Disagree completely with your point about hunting. I am not a hunter, but I know many and bow hunting causes the aniumals dramatically more pain and suffering, increases the risk of injury to the hunter for larger game, and would drastically reduce the number of tags filled – and right now filling those tags is how we keep the deer from overrunning our agriculture and destroying our parks.
Agree we can change things, and agree that there is no “god given right” to kill things. That said, other countries have other issues and their models don’t work as well for us. For example, in Sweden, Switzerland and Israel, a high percentage of adult men (and many women) have automatic weapons. I don’t think you want to copy them. Japan has very tight control of guns but a wildly higher suicide rate – I dont think you want to copy them, either.
Gun ownership by law abiding citizens, in and of itself, is not the problem. Miuse of guns is the problem. Addressing the real problem by targeting the one group that ISN’T the problem is hardly a good approach.
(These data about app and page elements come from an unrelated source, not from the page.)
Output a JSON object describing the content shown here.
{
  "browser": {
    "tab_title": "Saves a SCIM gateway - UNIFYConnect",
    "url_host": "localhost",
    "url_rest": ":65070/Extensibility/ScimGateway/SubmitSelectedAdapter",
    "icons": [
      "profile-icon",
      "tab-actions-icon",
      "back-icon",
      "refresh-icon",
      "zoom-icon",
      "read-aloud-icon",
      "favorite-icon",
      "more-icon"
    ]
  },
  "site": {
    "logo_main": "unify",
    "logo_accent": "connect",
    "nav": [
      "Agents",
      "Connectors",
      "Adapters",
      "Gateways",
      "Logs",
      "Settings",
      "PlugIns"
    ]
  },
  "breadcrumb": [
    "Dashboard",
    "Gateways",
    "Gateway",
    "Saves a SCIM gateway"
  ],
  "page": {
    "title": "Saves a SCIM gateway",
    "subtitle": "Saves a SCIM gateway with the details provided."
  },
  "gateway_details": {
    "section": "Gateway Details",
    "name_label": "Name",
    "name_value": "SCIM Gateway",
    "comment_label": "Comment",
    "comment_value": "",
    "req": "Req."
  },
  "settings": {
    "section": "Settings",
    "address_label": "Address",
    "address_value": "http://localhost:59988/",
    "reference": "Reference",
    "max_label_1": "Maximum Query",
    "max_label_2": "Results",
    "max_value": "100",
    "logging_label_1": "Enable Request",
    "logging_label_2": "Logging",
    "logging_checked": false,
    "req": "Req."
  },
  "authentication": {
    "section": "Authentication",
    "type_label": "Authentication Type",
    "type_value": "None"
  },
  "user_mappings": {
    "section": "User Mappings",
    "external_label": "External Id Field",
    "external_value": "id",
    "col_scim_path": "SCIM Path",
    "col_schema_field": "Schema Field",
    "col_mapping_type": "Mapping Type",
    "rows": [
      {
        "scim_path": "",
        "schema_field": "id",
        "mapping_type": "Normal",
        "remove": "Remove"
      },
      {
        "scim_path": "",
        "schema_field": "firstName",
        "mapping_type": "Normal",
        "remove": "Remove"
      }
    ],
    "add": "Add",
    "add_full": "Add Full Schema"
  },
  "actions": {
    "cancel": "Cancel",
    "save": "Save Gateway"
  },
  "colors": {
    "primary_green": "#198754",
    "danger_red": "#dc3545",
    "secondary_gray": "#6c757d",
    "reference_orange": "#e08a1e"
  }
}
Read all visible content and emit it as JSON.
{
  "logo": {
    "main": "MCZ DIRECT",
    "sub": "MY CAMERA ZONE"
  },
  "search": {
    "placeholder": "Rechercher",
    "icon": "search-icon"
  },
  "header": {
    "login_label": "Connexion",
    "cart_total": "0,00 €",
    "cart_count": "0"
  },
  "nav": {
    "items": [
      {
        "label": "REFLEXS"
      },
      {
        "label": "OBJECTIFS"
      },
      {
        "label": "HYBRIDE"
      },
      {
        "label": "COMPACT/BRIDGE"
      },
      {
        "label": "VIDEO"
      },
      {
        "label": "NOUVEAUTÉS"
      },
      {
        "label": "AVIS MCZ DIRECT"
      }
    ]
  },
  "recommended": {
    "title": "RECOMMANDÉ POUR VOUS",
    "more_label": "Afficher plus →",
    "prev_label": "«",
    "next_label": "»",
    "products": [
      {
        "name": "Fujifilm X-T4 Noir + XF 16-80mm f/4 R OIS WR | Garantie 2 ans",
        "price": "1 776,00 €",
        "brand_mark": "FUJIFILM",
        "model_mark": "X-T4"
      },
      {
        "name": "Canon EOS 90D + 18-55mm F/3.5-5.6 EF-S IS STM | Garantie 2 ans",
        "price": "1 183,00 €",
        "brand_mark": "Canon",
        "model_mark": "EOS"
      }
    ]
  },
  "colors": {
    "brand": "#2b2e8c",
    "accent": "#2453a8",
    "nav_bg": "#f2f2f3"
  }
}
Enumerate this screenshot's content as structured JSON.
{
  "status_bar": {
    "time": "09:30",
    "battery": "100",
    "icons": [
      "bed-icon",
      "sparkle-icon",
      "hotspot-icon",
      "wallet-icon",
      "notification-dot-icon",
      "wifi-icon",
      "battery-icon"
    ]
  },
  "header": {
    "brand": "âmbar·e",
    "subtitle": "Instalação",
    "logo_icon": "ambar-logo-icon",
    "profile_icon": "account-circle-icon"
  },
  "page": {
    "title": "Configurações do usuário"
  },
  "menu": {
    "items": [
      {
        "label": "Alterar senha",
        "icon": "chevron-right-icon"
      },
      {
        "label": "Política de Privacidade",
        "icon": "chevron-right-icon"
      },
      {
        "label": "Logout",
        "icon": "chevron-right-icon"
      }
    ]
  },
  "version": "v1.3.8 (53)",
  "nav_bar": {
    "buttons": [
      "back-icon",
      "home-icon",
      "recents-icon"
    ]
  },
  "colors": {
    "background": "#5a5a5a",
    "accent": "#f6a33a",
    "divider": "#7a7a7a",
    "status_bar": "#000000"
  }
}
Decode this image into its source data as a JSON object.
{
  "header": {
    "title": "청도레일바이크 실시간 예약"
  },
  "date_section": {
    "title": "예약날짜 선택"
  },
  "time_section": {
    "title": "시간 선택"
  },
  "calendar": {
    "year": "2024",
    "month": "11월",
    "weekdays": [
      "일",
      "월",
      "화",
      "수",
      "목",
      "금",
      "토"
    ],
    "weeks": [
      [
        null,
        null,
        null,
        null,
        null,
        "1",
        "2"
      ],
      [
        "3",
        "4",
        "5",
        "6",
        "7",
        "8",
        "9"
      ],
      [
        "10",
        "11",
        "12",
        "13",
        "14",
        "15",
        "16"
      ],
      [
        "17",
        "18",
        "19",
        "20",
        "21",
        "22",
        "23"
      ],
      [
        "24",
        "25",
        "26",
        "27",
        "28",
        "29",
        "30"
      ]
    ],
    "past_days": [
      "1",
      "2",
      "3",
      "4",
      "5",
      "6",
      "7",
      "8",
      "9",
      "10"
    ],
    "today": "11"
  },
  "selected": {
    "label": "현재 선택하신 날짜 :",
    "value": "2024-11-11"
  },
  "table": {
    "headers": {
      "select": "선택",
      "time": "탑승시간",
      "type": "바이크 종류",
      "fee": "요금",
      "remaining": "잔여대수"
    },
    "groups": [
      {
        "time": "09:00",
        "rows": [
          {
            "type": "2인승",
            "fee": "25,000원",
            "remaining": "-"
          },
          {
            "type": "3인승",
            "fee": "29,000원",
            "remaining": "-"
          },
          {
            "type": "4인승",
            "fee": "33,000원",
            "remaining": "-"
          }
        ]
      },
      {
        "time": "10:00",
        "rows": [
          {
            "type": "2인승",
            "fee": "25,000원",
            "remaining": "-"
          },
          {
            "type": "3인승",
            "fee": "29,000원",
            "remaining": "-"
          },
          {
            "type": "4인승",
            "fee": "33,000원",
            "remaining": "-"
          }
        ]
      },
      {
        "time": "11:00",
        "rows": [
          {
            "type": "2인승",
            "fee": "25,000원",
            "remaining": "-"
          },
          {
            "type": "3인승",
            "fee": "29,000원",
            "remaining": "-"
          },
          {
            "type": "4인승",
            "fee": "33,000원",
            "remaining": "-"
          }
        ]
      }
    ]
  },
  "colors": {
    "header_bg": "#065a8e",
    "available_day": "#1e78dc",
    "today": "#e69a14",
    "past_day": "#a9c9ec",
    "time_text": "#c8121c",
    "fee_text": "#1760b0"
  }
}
The Framers were pretty bright guys; I’ve always thought that since the 2nd amendment is so odd and ambiguous, it’s probably because they intended it to be. There were people on both sides of the issue even then (i.e. is it truly an individual right, or just a group / nation right?), and I think they knew they were kicking the can a bit down the road to us…
Wait, wait, in Sweden, “a high percentage of adult men (and many women) have automatic weapons”? Citation desperately needed. What information I can find suggests that it’s at most a few thousand people (not a high percentage of the population by any measure), and it’s not a general thing at all. See for instance “http://www.thelocal.se/35156/20110725/” on this very subject really…
David – my information was accurate but slightly out of date. Sweden had, until 2010, compulsory military service and for many decades required every man of fighting age to have a full military kit at home including an assault rifle. More than 85% of Swedish men were in this category in the 1980’s.
They have recently changed that, but the point is still valid. With 85% of their households containing automatic weapons, Sweden had virtually no gun violence. And that means the guns themselves aren’t the issue.
It seems to me nobody willing to embrace the primary motivation of our founding fathers in these discussions about the 2nd Ammendment; which was a fear of standing armies, and to equip the PEOPLE with the ability to defend themselves against a corrupt and tyrannical government.
Yes, that’s right. To be able to defend ourselves against our own Government.
Based on that logic, why would we forbid ourselves the same firepower that we allow to our Government? Put another way, why would we grant our Police and Military an excess of firepower (i.e. assault weapons) that we don’t allow ourselves?
The right of the people to hunt? The right of the people to own specific kinds of weapon? When did our Bill of Rights become a “Bill of Needs?” All of these are petty arguments.
Wake up folk. We are participating in the great experiment of Self Government. We ARE the governing voice. In the words of Thomas Jefferson, We need to be ready, able and willing to DEFEND it. That’s the main reason for our right to arms.
Think about it. If we are truly self-governing, how can we allow a standing army to be more powerfully armed than the people themselves?
Hence the 2nd Ammendment.
Wake up folks.
In the words of George Washington, arms are the people’s “liberty teeth.”
Isn’t it ironic that an amendment put into place to protect us from unjust government is trying to be controlled by government?